**Given information:**
'''
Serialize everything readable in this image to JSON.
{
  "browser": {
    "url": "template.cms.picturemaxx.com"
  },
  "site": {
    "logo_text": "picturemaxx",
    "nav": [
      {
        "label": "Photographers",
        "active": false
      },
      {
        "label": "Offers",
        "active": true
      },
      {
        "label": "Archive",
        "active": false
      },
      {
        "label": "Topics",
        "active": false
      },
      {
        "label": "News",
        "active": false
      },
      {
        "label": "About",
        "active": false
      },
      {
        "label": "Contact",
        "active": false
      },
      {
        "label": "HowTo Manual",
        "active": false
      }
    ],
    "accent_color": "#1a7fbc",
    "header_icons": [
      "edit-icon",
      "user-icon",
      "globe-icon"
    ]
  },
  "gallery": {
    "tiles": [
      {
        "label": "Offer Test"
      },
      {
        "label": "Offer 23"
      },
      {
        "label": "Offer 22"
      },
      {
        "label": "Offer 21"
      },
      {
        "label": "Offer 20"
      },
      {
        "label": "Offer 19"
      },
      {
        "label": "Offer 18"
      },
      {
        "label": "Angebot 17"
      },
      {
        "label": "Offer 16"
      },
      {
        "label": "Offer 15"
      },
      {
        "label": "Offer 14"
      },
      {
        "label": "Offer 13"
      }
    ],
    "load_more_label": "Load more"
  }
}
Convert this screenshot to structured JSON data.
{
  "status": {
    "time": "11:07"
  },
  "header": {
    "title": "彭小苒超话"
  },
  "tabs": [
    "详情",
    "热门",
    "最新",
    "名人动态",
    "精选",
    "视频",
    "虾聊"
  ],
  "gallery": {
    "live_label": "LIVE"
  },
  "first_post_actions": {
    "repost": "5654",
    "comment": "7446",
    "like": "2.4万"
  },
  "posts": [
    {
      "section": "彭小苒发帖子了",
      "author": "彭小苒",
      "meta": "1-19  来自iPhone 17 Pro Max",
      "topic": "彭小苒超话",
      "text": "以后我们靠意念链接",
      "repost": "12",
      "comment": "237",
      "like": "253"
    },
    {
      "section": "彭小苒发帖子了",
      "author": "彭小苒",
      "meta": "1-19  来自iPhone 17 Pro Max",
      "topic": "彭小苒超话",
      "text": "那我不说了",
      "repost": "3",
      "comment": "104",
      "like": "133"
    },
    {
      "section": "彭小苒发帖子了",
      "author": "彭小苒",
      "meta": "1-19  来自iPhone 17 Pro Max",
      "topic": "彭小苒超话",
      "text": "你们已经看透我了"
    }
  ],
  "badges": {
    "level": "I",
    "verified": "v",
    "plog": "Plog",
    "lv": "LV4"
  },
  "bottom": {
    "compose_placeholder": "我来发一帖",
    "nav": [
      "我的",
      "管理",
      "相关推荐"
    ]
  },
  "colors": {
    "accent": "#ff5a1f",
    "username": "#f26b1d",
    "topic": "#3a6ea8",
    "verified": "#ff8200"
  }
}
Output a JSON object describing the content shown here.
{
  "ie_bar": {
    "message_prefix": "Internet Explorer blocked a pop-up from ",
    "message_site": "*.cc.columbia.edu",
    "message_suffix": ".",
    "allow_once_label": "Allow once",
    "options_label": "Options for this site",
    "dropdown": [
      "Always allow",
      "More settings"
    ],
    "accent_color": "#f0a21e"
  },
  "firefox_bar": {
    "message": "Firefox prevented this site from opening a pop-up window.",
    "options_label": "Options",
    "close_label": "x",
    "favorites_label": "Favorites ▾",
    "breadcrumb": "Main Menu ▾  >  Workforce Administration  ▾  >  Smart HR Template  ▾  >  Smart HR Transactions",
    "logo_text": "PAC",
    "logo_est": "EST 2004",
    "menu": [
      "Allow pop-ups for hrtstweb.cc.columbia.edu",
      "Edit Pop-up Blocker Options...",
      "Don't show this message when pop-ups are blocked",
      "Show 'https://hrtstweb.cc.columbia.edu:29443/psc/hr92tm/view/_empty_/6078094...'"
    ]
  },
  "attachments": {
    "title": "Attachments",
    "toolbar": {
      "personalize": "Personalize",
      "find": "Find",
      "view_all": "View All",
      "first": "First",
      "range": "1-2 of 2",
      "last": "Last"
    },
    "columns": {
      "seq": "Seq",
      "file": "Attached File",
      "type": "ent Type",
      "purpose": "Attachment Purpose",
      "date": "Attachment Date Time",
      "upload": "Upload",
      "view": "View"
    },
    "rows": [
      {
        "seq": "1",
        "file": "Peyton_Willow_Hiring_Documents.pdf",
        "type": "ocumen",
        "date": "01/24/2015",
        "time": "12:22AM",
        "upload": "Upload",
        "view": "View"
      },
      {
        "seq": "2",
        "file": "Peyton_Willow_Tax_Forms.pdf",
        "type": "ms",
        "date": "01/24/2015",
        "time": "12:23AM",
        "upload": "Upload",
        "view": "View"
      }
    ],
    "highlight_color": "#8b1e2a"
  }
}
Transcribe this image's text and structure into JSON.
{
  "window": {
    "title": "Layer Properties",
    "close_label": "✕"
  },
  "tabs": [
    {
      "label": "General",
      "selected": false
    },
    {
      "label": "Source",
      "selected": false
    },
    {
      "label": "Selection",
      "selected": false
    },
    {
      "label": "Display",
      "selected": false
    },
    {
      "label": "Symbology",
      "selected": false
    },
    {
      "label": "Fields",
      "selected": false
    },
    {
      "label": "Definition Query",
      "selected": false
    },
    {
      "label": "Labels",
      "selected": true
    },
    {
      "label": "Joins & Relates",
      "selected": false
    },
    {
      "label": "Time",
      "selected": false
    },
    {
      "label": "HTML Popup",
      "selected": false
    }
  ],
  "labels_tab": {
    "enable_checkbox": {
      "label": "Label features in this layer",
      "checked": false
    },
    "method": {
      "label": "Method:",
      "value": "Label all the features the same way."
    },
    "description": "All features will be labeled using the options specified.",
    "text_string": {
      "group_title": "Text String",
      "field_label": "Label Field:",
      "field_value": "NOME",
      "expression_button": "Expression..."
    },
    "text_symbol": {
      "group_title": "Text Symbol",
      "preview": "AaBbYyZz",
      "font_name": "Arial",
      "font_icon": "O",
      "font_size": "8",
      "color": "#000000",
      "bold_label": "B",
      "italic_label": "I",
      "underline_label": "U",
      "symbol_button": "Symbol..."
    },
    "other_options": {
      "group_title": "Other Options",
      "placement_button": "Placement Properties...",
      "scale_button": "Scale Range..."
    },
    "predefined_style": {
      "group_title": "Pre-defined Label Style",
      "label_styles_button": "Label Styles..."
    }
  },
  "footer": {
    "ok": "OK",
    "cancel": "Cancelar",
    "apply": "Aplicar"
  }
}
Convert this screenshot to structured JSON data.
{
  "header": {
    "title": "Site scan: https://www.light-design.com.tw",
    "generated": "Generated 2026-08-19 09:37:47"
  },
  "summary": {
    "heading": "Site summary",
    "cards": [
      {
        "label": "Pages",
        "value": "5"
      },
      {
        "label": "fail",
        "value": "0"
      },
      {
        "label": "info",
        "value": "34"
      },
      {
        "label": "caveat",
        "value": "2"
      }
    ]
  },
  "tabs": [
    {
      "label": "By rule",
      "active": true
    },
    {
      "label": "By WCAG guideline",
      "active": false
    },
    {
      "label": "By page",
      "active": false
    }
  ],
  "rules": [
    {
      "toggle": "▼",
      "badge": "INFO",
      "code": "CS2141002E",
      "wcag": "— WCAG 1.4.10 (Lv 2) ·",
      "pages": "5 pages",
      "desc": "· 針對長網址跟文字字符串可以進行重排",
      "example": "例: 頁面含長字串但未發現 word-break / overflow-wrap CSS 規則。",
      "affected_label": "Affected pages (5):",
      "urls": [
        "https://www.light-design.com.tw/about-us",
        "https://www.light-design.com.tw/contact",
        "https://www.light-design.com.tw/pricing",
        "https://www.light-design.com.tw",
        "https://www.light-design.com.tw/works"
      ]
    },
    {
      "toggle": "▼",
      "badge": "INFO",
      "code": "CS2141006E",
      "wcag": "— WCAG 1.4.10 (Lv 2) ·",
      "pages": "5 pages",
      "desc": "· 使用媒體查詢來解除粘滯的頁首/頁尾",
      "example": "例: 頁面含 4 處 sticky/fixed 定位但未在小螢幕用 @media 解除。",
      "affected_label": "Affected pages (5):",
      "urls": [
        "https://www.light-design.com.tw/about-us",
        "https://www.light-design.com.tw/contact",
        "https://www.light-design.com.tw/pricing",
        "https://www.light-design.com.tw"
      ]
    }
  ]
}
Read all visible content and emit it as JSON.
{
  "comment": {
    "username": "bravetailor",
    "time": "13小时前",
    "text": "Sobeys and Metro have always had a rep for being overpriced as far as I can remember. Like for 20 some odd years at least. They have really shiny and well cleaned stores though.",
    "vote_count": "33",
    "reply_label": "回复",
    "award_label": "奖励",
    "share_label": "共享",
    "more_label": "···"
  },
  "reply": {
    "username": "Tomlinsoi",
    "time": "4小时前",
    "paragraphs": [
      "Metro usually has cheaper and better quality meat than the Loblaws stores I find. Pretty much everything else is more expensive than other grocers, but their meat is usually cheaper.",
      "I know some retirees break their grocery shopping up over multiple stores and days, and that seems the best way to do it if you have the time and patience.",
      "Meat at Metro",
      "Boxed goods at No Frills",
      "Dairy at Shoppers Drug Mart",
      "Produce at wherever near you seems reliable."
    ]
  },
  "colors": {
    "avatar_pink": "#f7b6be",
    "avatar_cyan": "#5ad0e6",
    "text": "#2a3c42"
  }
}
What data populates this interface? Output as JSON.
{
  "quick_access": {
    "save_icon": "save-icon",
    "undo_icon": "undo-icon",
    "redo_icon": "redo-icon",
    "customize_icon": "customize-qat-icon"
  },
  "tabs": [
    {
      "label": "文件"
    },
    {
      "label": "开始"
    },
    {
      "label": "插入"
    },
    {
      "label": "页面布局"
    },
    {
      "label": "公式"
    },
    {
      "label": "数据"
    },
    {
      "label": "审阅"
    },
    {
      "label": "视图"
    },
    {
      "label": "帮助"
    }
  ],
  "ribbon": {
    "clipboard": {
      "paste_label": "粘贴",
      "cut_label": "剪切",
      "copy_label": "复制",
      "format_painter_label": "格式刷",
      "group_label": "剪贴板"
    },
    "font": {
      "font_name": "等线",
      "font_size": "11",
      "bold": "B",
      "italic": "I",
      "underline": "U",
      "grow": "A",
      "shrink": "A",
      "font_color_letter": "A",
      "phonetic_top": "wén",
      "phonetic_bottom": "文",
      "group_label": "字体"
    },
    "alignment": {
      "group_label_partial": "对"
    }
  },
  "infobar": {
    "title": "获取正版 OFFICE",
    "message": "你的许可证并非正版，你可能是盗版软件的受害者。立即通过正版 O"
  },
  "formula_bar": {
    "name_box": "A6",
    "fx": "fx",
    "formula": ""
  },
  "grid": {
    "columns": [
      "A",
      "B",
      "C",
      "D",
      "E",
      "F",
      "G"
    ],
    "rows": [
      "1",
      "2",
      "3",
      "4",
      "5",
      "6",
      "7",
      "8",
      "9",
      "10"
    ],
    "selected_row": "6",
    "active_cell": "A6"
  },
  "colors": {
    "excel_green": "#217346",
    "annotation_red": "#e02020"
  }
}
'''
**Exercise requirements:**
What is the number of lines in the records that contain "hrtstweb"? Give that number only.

**Solution to this exercise:**
2